group viewing

#6 Group viewing: why the same ad is viewed as funnier if it is watched in a group

We tend to find humorous content more amusing when surrounded by others.

Evidence: In 1991 Yong Zhang and George Zinkhan, psychologists at the University of Houston, recruited 216 people and asked them to watch a series of music videos interspersed with soft drink commercials. The twist in the experiment was that some people watched the content alone, whereas others watched it in a group.

Finally, all participants were quizzed as to how funny they found the ads. Their key finding was that ads watched in groups were reported to be 21% funnier than those watched alone.

Recommendation: The funniness of an ad isn’t just determined by its content, it’s also partly down to when it is watched. So, if you are creating humorous ads make sure that you target people in groups.

The likelihood of group viewing can be boosted through media selection. For example, using cinema rather than TV ads.
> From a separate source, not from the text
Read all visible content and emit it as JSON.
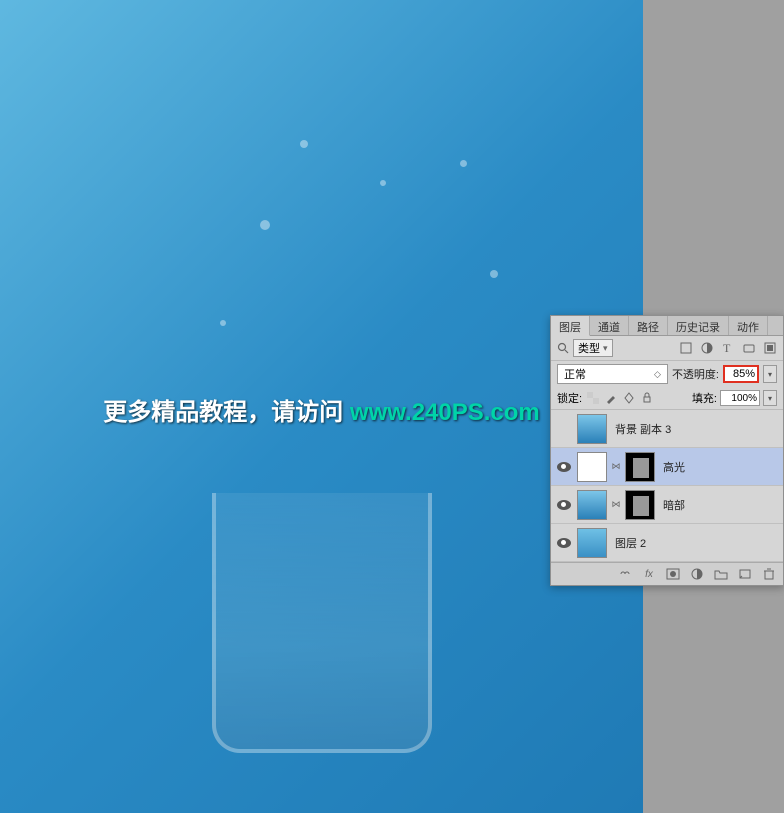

According to the measurement survey, FAME, when adults visit the cinema, their group size is on average 2.7 – a higher number than for TV or video advertising.

Alternatively, for TV copy, you can increase the probability that the ad is seen by groups prioritising particular genres e.g. films and documentaries are more likely to be consumed in groups than the average spot.

Richard Shotton

Guest author: Richard Shotton

Behavioural Science wizz and author of The Choice Factory, a best-selling book on how to apply findings from behavioural science to advertising and founder of Astroten.